Copy Temporal Tables | Teradata Data Mover - 17.10 - About Copying Temporal Tables - Teradata Data Mover

Teradata® Data Mover User Guide

Product
Teradata Data Mover
Release Number
17.10
Release Date
June 2021
Content Type
User Guide
Publication ID
B035-4101-061K
Language
English (United States)

In a conventional database system, data stored in tables is considered valid at the present time. Because conventional tables are limited to a current snapshot of reality, they do not retain data that was present in the past or that will be valid in the future. A temporal database allows you to store data related to points in time by providing temporal data types and storing information related to the past, present, and future. For example, a table in a temporal database system can store data about inventory levels at the end of each month of the year. By storing the temporal dimensions of data in tables, you can query historical and prospective data trends.

A temporal table contains one or both of the following:
Time Description

ValidTime

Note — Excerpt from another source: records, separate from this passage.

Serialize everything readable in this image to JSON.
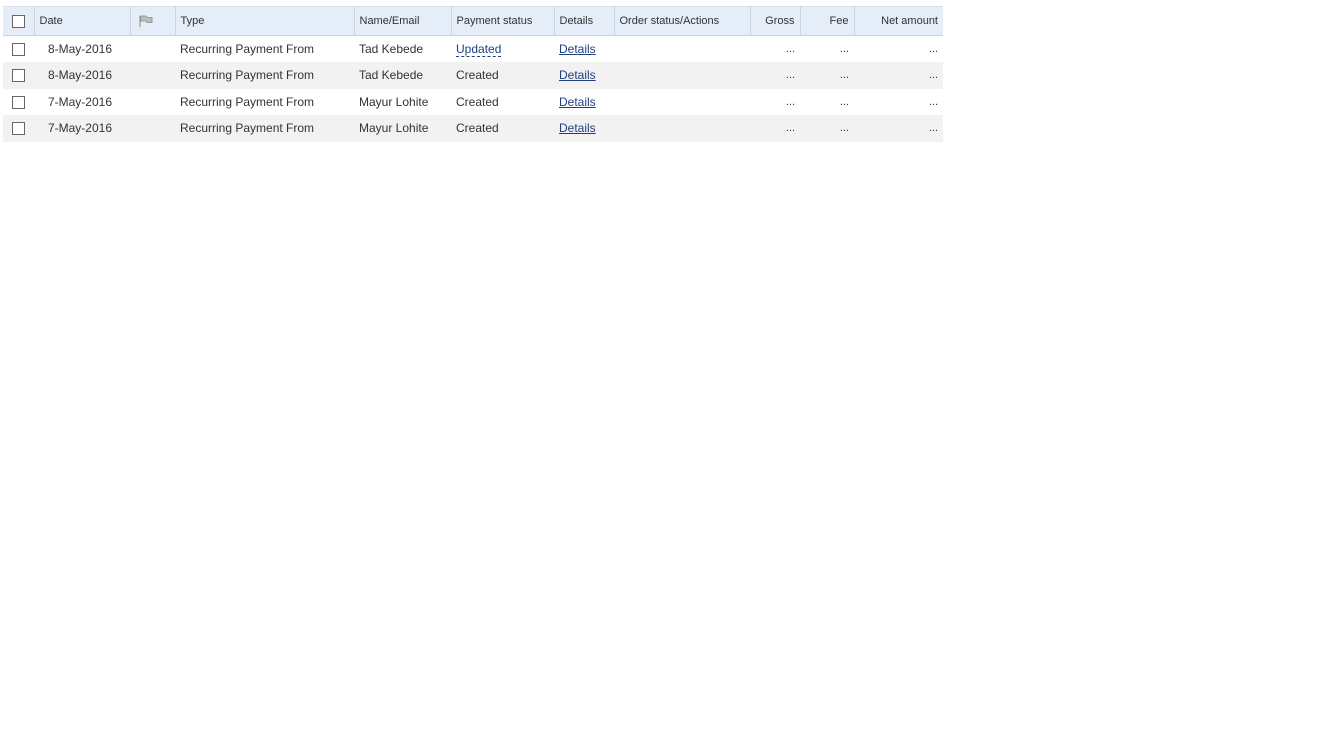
{
  "table": {
    "headers": {
      "date": "Date",
      "flag": "flag-icon",
      "type": "Type",
      "name": "Name/Email",
      "payment_status": "Payment status",
      "details": "Details",
      "order_status": "Order status/Actions",
      "gross": "Gross",
      "fee": "Fee",
      "net": "Net amount"
    },
    "rows": [
      {
        "date": "8-May-2016",
        "type": "Recurring Payment From",
        "name": "Tad Kebede",
        "status": "Updated",
        "details": "Details",
        "gross": "...",
        "fee": "...",
        "net": "..."
      },
      {
        "date": "8-May-2016",
        "type": "Recurring Payment From",
        "name": "Tad Kebede",
        "status": "Created",
        "details": "Details",
        "gross": "...",
        "fee": "...",
        "net": "..."
      },
      {
        "date": "7-May-2016",
        "type": "Recurring Payment From",
        "name": "Mayur Lohite",
        "status": "Created",
        "details": "Details",
        "gross": "...",
        "fee": "...",
        "net": "..."
      },
      {
        "date": "7-May-2016",
        "type": "Recurring Payment From",
        "name": "Mayur Lohite",
        "status": "Created",
        "details": "Details",
        "gross": "...",
        "fee": "...",
        "net": "..."
      }
    ]
  },
  "colors": {
    "header_bg": "#e4edf8",
    "alt_row_bg": "#f2f2f2",
    "link": "#1f3f7f"
  }
}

Data modeled on the real world using a time period during which a fact (a row) is true (valid) in the real world. A value for the DATE or TIMESTAMP column in the table defines the time that a fact is known to be valid.

TransactionTime

Data using a time period beginning at the moment a fact (a row) is recorded (committed) in the database and ending when the fact is superseded through an update, rollback, or deletion. A value for the TIMESTAMP column in the table defines the transaction time of the fact.

You can copy a temporal table, associated join and hash indexes, and triggers to the target system. To copy temporal tables from source to target, you must have NONTEMPORAL privileges on the target database. In the following XML example, the temporal table in Employee_BT_1 is copied to the target system:
<table selection = "included">
 <name>Employee_BT_1</name>
  <target_database>
  	<name>MyDatabase</name>
  </target_database>
</table>

If a force_utility is not specified, Data Mover automatically selects Teradata DSA when copying temporal tables. If DSA is not available, the Teradata PT update operator is selected. If you force the use of Teradata PT, the Teradata PT update operator is chosen as the copy method. When copying entire databases with DSA, all temporal tables on the source are copied to the target. When copying a temporal table, you can rename or relocate temporal tables on the target system or perform partial copies of the temporal tables.

When copying temporal tables, non-sequenced queries select the source rows that need to be copied to the target. For example:
<NONSEQUENCED VALIDTIME> <AND> <NONSEQUENCED TRANSACTIONTIME> SELECT * FROM Source_Table; 
Non-sequenced queries do not place any special semantics on temporal columns, treating them as any other regular columns. Therefore all current, history, and future rows that are open or closed are copied to the target.

The primary key constraint of a temporal table is maintained through a system-defined join index. This system-defined join index is automatically generated by the Teradata Database when the table is created. When copying a temporal table, you do not need to separately copy the system-defined join index. DSA copies the system-defined join index setting. For other copy methods, the system-defined join index already exists on the target if the table already exists or it is automatically generated when the table is created as part of the job.

The following scenarios result in an error when copying temporal tables:
  • Copying using the TPT API LOAD operator when the allowTPtLoadForMultiset attribute is not set to true.
  • Copying the temporal table and its system-defined join index as as a separate item rather than copying only the temporal table.